“In consideration that our brothers and fellow combatants in the Old World are engaged in a terrible struggle against our common foe, the crowned and uncrowned despots of the world, the church and priestcraft, and thousands of them are languishing in prison and in Siberia and are suffering in exile: Be it, therefore,

Resolved, That we tender these heroic martyrs our sympathies, encouragement and aid.

“In consideration that there is no material difference existing between the aims of the I. W. M. A. and the Socialistic Labor Party: Be it, therefore,

Resolved, That we invite the members of the S. L. P. to unite with us on the basis of the principles laid down in our manifesto for the purpose of a common and effective propaganda.”
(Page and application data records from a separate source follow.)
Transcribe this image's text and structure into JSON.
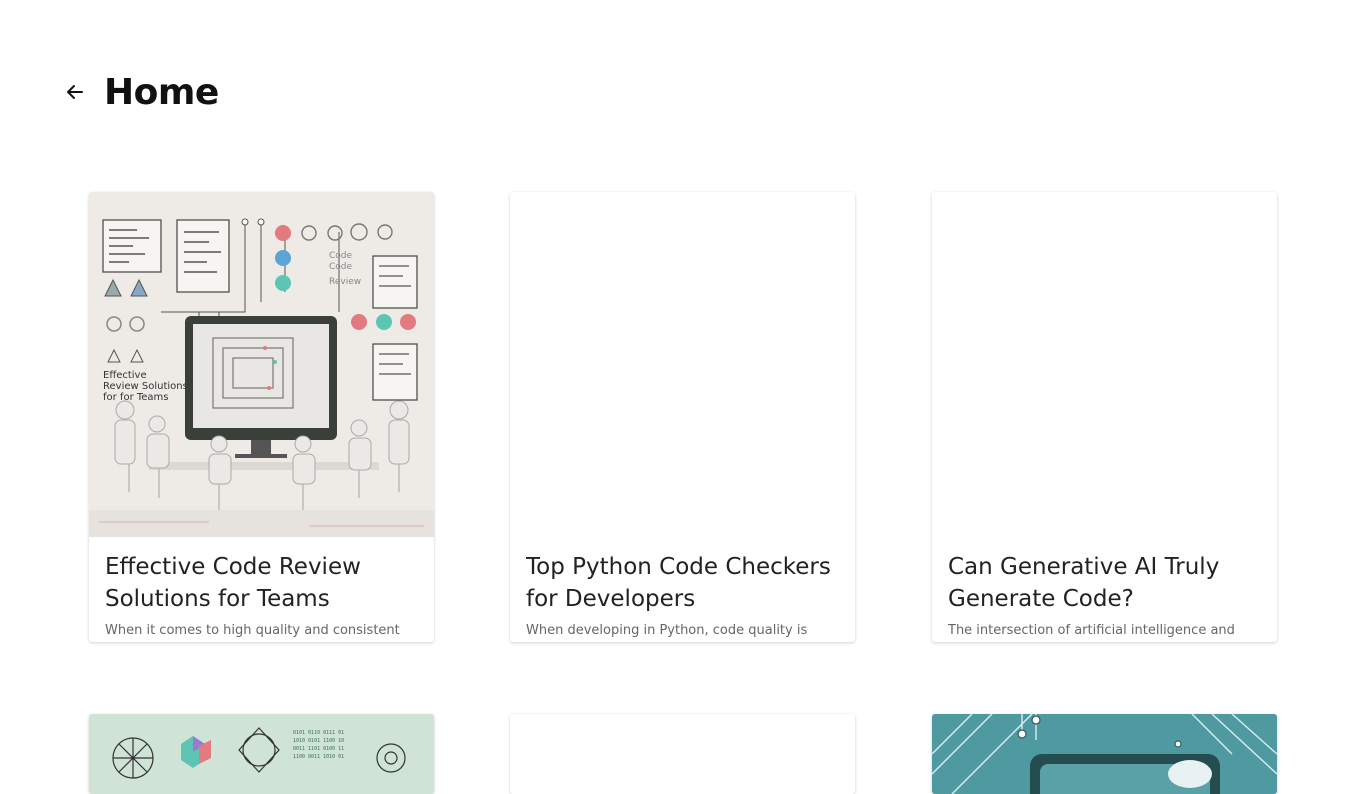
{
  "header": {
    "title": "Home",
    "back_icon": "arrow-left-icon"
  },
  "cards": [
    {
      "title": "Effective Code Review Solutions for Teams",
      "excerpt": "When it comes to high quality and consistent",
      "image_caption": "Effective Review Solutions for Teams",
      "image_side_text": [
        "Code",
        "Code",
        "Review"
      ]
    },
    {
      "title": "Top Python Code Checkers for Developers",
      "excerpt": "When developing in Python, code quality is"
    },
    {
      "title": "Can Generative AI Truly Generate Code?",
      "excerpt": "The intersection of artificial intelligence and"
    }
  ],
  "colors": {
    "accent_red": "#e27a7f",
    "accent_blue": "#5aa5d6",
    "accent_teal": "#5cc5b3",
    "teal_panel": "#3e8f95"
  }
}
Issued by order of the Pittsburg Congress of the International Workingmen’s Association. For further information apply to the undersigned “Bureau of Information.”

Secretary of the English language,  Aug. Spies.    Secretary of the German language,  Paul Grottkau.    Secretary of the French language,  Wm. Medow.    Secretary of the Bohemian language,  J. Mikolanda.

No. 107 Fifth Avenue, Chicago.

In accordance with pre-arranged plans, therefore, when the street-car riots occurred on the West Division Railroad in the summer of 1885, the Anarchists and Socialists of Chicago took a prominent part and did everything in their power to create a bloody conflict between the police and the strikers. In 1886, when the laboring classes of Chicago had decided to strike on the 1st of May for eight hours as a day’s work, they came forward and resolved to strike a blow which would terrorize the community and inaugurate the rule of the Commune. How they went to work in that direction and how they succeeded is fully shown in succeeding chapters.


X_ SECONDSIGHT